What you will do
Only the lines with the string "current" are needed; return each of them from the entries below.

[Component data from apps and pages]
<<<<
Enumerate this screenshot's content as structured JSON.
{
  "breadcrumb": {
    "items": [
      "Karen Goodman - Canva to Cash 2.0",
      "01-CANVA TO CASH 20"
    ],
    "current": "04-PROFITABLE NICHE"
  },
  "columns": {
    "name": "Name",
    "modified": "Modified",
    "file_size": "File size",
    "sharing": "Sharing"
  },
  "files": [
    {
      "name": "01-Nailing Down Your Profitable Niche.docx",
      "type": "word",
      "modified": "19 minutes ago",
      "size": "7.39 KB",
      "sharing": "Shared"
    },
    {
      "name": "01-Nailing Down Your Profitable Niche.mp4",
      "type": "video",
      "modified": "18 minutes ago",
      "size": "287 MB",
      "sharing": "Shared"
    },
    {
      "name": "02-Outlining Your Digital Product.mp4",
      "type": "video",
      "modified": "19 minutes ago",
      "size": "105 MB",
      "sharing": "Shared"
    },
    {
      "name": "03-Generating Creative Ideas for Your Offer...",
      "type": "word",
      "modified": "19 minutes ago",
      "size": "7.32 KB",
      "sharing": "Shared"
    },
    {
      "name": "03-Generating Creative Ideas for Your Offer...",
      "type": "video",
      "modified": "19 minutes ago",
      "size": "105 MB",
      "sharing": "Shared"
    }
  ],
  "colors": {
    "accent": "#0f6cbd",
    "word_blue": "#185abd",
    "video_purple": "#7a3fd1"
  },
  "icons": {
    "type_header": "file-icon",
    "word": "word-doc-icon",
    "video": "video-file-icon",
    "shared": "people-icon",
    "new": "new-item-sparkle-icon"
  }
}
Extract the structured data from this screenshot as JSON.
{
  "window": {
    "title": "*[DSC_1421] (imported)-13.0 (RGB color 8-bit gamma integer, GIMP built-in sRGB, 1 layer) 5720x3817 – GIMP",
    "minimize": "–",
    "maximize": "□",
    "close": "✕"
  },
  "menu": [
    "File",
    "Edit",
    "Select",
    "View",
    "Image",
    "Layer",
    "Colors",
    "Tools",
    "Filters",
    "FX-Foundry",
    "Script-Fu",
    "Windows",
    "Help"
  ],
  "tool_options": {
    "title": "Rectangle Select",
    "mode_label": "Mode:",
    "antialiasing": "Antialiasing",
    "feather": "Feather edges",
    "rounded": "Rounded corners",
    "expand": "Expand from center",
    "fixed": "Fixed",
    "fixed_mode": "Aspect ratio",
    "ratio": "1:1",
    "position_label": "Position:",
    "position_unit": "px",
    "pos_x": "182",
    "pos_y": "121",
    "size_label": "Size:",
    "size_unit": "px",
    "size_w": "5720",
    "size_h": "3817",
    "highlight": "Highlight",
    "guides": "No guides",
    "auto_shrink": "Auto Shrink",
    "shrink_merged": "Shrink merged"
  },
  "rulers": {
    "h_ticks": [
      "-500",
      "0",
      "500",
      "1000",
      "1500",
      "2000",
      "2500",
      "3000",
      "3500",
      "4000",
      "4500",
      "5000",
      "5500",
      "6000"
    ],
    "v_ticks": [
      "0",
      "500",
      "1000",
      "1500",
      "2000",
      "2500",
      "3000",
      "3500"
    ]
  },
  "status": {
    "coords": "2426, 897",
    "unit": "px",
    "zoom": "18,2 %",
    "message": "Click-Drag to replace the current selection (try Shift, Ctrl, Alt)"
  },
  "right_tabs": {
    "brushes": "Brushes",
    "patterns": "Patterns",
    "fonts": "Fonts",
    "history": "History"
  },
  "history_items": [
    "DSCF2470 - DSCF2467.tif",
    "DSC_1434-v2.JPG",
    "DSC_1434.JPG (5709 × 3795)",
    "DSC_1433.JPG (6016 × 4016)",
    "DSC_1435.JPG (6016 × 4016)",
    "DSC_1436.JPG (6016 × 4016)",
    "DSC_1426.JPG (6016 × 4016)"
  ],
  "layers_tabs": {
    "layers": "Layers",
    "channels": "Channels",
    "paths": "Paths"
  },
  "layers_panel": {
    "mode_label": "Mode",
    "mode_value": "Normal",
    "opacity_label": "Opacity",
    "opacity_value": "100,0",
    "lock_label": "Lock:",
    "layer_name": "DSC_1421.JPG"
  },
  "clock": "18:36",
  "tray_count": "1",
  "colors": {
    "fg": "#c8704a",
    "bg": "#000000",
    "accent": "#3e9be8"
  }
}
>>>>
Worked solution
    "current": "04-PROFITABLE NICHE"
    "message": "Click-Drag to replace the current selection (try Shift, Ctrl, Alt)"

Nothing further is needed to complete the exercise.